"We urge you to clarify your position and commit to filling this statutorily mandated appointment as soon as possible."
The Special Envoy position, which was created in 2004 under the Global Anti-Semitism Review Act, helped define the State Department's working definition of anti-Semitism, in addition to monitoring, reporting on and combating acts of anti-Semitism and anti-Semitic incitement abroad. The position has been vacant since US President Donald Trump took office in January.
Bloomberg reported in February the White House was considering eliminating the position, along with other special envoy positions dedicated to climate change and Muslim communities among others.
Plans to elimite the position as part of the Trump administration's efforts to make drastic cuts in government spending were also crticized by the American Jewish Committee, the Simon Wiesenthal Center, more than a 100 Holocaust organizations, educators and scholars.
US Rep. Chris Smith, R-NJ, who authored the Global Anti-Semitism Review Act under George W. Bush's administration, also came out against plans to defund the office, noting recent bomb threats made to Jewish centers across the US as well as recent acts of vandalism at Jewish cemeteries.

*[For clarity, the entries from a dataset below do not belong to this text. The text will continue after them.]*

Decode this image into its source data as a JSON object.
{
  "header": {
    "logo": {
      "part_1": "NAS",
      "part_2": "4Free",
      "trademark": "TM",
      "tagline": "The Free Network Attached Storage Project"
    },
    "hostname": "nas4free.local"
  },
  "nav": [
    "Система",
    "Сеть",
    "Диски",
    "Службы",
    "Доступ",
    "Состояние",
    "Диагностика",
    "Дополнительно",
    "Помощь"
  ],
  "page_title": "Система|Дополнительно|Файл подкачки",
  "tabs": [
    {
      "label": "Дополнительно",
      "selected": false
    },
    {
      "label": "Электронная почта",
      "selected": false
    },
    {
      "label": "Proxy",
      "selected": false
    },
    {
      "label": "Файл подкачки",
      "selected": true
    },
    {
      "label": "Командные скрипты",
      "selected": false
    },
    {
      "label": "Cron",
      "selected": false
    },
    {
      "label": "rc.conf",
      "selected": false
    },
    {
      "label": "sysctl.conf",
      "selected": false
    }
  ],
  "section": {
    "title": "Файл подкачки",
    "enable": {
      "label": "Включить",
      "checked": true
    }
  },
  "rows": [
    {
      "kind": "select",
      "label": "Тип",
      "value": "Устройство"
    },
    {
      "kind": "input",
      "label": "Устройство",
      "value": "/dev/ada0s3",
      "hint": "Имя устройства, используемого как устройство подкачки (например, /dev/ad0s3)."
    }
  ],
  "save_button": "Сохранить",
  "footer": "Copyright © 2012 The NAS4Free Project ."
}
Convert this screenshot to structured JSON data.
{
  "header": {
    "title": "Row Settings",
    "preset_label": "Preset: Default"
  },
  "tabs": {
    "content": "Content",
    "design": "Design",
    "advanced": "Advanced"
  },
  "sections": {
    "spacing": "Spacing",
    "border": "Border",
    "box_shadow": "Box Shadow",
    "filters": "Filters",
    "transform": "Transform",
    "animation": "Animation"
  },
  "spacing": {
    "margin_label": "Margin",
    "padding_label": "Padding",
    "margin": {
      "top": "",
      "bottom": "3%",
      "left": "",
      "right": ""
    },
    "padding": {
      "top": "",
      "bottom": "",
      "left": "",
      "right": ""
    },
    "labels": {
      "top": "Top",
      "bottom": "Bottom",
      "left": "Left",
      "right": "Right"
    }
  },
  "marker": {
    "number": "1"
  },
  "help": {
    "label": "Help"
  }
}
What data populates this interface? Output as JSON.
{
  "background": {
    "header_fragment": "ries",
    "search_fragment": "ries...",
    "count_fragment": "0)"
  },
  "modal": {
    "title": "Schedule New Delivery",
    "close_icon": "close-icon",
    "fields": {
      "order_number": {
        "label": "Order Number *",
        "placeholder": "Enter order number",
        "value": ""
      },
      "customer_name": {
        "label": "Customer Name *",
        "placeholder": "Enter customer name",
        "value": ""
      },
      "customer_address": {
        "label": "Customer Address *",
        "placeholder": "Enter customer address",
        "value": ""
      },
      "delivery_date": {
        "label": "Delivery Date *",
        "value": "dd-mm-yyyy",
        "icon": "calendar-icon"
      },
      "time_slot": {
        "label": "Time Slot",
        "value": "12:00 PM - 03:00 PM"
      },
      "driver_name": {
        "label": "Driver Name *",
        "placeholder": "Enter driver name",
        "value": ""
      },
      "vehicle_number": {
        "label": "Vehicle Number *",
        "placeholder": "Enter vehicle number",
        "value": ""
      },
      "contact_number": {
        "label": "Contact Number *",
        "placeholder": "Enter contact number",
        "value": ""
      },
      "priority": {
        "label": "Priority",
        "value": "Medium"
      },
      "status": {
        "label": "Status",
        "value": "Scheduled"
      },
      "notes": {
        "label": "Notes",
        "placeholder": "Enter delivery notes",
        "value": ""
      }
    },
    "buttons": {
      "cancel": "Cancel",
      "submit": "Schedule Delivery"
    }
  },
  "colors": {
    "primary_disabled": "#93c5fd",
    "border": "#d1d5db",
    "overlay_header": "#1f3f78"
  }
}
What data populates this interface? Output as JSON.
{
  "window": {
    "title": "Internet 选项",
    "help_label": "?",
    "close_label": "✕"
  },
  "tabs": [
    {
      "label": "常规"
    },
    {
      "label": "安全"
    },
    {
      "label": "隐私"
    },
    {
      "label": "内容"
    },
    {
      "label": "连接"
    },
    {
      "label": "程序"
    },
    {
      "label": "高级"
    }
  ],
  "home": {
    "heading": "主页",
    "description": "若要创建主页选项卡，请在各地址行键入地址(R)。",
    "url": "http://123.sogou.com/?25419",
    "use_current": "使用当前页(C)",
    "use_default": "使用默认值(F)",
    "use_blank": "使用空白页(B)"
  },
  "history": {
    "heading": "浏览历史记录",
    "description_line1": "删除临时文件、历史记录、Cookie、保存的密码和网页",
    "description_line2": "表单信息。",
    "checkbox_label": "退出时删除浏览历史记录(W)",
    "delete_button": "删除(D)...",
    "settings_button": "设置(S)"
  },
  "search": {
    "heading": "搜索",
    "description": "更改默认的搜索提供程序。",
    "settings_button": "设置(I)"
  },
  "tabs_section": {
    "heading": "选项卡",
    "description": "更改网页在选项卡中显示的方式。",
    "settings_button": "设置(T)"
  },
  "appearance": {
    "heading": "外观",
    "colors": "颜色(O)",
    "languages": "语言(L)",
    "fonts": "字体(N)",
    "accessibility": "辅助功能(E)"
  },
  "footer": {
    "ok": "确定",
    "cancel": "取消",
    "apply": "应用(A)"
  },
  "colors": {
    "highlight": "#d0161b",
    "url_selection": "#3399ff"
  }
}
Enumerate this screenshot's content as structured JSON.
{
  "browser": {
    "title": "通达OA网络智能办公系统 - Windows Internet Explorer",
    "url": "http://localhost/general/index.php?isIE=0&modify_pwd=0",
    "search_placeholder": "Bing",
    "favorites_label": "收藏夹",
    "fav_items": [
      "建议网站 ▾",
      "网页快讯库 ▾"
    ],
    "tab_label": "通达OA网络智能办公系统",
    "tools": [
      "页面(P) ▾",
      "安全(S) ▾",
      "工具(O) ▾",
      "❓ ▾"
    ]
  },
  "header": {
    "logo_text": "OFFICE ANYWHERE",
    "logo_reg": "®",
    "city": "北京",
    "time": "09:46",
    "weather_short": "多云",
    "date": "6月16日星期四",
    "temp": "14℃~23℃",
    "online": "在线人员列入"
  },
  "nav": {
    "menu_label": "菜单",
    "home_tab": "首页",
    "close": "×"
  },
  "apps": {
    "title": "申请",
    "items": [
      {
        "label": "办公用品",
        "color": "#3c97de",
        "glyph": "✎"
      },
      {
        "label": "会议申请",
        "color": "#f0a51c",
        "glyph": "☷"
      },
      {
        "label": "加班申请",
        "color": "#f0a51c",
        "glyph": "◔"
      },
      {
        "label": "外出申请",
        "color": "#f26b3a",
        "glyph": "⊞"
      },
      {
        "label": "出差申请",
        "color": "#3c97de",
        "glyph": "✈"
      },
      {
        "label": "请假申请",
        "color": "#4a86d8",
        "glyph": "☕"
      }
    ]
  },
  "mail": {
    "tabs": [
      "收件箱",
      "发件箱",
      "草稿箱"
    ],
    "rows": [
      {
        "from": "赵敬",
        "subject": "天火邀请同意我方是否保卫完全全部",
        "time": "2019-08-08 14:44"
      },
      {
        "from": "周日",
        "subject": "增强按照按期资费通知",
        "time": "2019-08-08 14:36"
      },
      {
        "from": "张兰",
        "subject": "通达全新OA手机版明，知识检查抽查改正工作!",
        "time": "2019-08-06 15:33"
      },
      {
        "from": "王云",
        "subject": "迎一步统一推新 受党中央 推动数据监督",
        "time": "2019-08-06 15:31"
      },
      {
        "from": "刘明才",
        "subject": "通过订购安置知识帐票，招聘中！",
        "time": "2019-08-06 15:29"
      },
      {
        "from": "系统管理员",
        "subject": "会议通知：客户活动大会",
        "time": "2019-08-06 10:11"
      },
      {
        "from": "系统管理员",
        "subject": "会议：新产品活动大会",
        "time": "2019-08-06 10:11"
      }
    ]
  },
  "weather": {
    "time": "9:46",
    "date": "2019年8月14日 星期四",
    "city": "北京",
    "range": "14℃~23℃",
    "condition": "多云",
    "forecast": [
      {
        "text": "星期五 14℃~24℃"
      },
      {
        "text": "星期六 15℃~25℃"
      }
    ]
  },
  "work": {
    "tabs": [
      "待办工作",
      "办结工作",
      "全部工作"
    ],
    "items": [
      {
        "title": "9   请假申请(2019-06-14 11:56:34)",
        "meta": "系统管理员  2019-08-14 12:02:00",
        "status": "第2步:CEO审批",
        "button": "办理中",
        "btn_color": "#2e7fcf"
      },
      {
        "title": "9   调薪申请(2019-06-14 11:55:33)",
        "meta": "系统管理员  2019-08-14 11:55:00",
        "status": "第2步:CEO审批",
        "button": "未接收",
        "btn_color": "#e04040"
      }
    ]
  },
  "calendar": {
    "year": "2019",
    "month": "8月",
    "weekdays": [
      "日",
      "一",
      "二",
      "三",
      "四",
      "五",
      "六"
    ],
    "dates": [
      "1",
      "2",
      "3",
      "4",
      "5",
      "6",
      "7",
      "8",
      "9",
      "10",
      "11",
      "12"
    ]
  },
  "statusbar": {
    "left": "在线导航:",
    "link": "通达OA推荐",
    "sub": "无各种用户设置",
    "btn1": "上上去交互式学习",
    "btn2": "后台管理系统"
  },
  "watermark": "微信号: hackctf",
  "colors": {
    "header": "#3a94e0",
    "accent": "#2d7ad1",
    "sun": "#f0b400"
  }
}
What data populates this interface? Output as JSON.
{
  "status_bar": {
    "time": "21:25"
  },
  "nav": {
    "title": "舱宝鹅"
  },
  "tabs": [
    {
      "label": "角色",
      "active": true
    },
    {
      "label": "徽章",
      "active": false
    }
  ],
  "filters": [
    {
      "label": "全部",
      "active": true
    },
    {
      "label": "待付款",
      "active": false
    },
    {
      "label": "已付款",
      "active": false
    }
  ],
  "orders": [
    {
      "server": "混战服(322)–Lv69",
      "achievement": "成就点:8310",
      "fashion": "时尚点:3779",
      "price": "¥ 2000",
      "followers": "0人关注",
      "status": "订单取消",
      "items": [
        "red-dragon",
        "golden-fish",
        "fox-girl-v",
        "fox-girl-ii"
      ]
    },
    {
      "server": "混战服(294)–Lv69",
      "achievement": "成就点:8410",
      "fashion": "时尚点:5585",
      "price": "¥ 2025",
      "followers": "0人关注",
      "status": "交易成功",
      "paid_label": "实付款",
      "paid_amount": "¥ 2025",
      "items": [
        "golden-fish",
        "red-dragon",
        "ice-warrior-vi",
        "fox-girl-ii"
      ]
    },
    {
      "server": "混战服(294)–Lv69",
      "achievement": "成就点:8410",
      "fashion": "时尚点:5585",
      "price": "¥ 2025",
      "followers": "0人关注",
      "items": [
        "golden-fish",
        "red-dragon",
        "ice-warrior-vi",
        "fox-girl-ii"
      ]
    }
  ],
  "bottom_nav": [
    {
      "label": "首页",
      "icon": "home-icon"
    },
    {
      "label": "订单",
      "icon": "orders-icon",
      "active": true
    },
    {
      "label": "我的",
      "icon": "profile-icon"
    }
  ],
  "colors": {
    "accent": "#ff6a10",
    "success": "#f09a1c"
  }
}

"It is vital that one senior law enforcement official has the mandate to lead efforts across the government to anticipate, prevent and respond to threats and attacks—especially violent ones—against the American Jewish community," Smith said in a statement.
Hannah Rosenthal, who served as the special envoy from 2009 to 2012, asserted that "If someone is not tasked with this responsibility, it will not be done."
She went on to say the working definition of anti-Semitism formulated by the office has been helping American diplomats around the world "push back" against offensive activities and speech.
Her successor, Ira Forman, who served as the special envoy from 2013 to January 20, 2017, echoed those sentiments, saying US leadership around the world "will vastly diminish if the office of the special envoy is not supported by senior leadership at the State Department."
State Dept. questions whether position needed
A State Department official quoted by NBC News said the Department wants to ensure it was "addressing anti-Semitism in the most effective and efficient method possible and are exploring the best means to continue to do so."
The State Department, he said, "remains concerned by high levels of anti-Semitism in many other countries."
Tillerson was asked about the vacant position when testifying in front of the US House of Representatives' State, Foreign Operations, and Related Programs Subcommittee on June 14.
Rep. Grace Meng, D-NY, said during the hearing, "We have written a bipartisan letter and made repeated calls from Congress for you to fill this seat. By what date do you know if you will have appointed a new special envoy to monitor and combat anti-Semitism?"
Tillerson said the State Department was trying to ascertain whether the special envoys "weakened our attention to those issues," arguing that other diplomats avoid dealing with the issue because there is a special envoy in place.
"One of the questions I’ve asked is, 'If we’re really going to affect these areas, these special areas, don’t we have to affect it through the delivery on mission at every level at every country?'... And by having a special person, an envoy out here, one of my experiences is, mission then says, 'Oh, we’ve got somebody else that does that,' and then they stop doing it. And so it was not the intent."
The ADL rejected Tillerson's assertions, saying, "We appreciate the sentiment you expressed that all diplomats should feel responsible for combating anti-Semitism. However, concerns about anti-Semitism do not always make it on to the agenda of diplomatic meetings, especially when many other legitimate and pressing issues require attention. By contrast, when the Special Envoy meets with foreign officials, anti-Semitism is the agenda."